For Slaughter/mature cattle and All other cattle, the payment is calculated using the following formula: [(Cattle inventory for the period April 16-May 14 x 25%)(CARES Act Sales Rate – CFAP 1 inventory rate – CFAP 2 inventory rate)]. For example, regulations implementing the CARES Act set the sales rate for “All other cattle” (breeding stock) at $102/head. Under CFAP Round 1, a producer could obtain $33/head for inventory held between April 16 and May 14. Breeding stock were ineligible for CFAP Round 2. $102 – $33 = $69. Because the legislation requires the inventory to be multiplied by 25%, however, this equates to eligibility for $17.25/head of All other cattle (breeding stock). (Calculations for per-head payments will differ for Slaughter/mature cattle based on per-head figures in the CARES Act and CFAP Rounds 1 and 2; CCA will further clarify these rates for members when CFAP Round 3 is announced.)
Establishment of a Dealer Statutory Trust:
The bill establishes a Federal livestock dealer trust to ensure that livestock producers are paid for their animals, securing a policy priority outlined in CCA policy. Note, this provision is identical to the Securing All Livestock Equitably (SALE) Act of 2020.
Grants for Improvements to Meat and Poultry Facilities to Allow for Interstate Shipment:
The bill provides $60 million to make facility upgrade and planning grants to existing meat and poultry processors to help them move to Federal inspection and be able to sell their products across state lines. The bill also requires USDA to work with States and to report on ways to improve the existing Cooperative Interstate Shipment program. This is a modified version of the RAMP UP Act, spearheaded by NCBA earlier this Congress.
PPP Tax Deductibility:
The bill specifies that forgiven Paycheck Protection Program (PPP) loans will not be treated as taxable income; this is a win for CCA, which joined more than 700 other organizations asking that the provision be included in the COVID relief bill. The legislation also includes $284 billion in a second round of PPP loans and simplifies the forgiveness process for loans under $150,000.
In addition to the above coronavirus relief provisions, the bill contains crucial items for the Fiscal Year 2021 (FY21). According to NCBA, the FY21 provisions relevant to those in the cattle business and livestock sector include:
- Extending Livestock Mandatory Reporting (LMR) through September 30, 2021;

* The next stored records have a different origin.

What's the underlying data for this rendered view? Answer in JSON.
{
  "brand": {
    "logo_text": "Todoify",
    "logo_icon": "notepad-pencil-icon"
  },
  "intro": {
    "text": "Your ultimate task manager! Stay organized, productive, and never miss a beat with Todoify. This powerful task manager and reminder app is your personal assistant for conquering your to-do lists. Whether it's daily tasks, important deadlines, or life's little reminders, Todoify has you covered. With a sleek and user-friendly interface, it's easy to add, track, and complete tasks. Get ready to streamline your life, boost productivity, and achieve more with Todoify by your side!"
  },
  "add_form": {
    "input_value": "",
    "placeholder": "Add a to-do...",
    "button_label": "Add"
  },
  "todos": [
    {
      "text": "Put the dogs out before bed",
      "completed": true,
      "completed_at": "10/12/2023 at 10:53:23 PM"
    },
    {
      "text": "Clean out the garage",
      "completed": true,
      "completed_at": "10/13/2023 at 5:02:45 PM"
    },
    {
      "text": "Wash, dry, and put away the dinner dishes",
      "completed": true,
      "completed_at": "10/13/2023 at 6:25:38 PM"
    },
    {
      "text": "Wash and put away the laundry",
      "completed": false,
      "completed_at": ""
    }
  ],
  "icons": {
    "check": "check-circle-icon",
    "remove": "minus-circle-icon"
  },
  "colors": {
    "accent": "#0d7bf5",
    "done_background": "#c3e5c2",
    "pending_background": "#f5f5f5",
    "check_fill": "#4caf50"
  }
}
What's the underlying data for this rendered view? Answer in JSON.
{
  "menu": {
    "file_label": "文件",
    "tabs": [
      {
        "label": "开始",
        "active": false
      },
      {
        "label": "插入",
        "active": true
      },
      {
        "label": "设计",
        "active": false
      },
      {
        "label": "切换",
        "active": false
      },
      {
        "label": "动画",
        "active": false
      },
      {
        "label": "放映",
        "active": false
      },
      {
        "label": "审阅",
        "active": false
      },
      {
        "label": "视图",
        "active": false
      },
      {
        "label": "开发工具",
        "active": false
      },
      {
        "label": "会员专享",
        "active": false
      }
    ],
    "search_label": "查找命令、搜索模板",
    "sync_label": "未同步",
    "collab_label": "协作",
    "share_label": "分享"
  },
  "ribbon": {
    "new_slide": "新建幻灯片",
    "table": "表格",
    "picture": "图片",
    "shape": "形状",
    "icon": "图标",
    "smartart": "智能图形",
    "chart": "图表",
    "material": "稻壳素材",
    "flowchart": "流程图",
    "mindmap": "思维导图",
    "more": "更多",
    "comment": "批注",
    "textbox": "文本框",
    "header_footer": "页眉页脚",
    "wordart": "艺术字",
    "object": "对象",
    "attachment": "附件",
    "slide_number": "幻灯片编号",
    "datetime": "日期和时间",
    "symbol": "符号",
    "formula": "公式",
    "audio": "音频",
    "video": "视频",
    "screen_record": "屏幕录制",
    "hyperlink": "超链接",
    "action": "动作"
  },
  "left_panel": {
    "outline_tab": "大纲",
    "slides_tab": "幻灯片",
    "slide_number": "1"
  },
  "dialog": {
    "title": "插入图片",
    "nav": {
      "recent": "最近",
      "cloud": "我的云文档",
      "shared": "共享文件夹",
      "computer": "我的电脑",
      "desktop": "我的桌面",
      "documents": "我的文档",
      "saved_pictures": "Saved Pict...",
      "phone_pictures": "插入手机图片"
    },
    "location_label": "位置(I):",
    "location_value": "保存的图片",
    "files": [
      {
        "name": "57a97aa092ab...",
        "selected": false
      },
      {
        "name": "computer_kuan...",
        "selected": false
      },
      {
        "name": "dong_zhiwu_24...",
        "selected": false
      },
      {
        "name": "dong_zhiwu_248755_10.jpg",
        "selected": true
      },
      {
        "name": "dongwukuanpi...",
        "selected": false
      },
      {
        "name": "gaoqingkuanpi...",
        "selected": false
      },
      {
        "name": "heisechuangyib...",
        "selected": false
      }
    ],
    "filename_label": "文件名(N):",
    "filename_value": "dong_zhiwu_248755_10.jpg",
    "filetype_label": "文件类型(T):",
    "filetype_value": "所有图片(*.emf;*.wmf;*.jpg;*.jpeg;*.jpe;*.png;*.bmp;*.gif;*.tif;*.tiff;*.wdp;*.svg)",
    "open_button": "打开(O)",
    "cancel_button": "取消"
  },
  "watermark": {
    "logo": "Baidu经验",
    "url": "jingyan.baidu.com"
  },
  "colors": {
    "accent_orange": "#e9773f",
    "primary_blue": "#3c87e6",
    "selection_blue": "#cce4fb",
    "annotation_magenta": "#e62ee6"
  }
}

- Maintaining the Electronic Logging Device (ELD) provision for livestock haulers, extending the waiver September 30, 2021;
- Addressing the Agricultural Quarantine Inspection (AQI) shortfall by providing $32 million in funding for FY21; and
- Renewing exemptions for livestock producers from EPA greenhouse gas reporting requirements for FY21.
The Public Lands Council has noted two additional components of the bill relevant to public lands ranchers. First, the package “provides $115 million for the Bureau of Land Management to continue work in their multi-year proposal to decrease wild horse populations during this fiscal year.” The deal additionally “prevents any funding being used to list the Greater Sage-Grouse under the Endangered Species Act during this fiscal year.”
The legislative package must still be approved by the House and Senate and be signed into law by President Trump, but CCA does not expect the provisions outlined above to be altered significantly during the legislative process. CCA and our national affiliates will continue to examine the legislation and will keep CCA members apprised of important provisions—and their implementation by federal agencies—in future editions of Legislative Bulletin.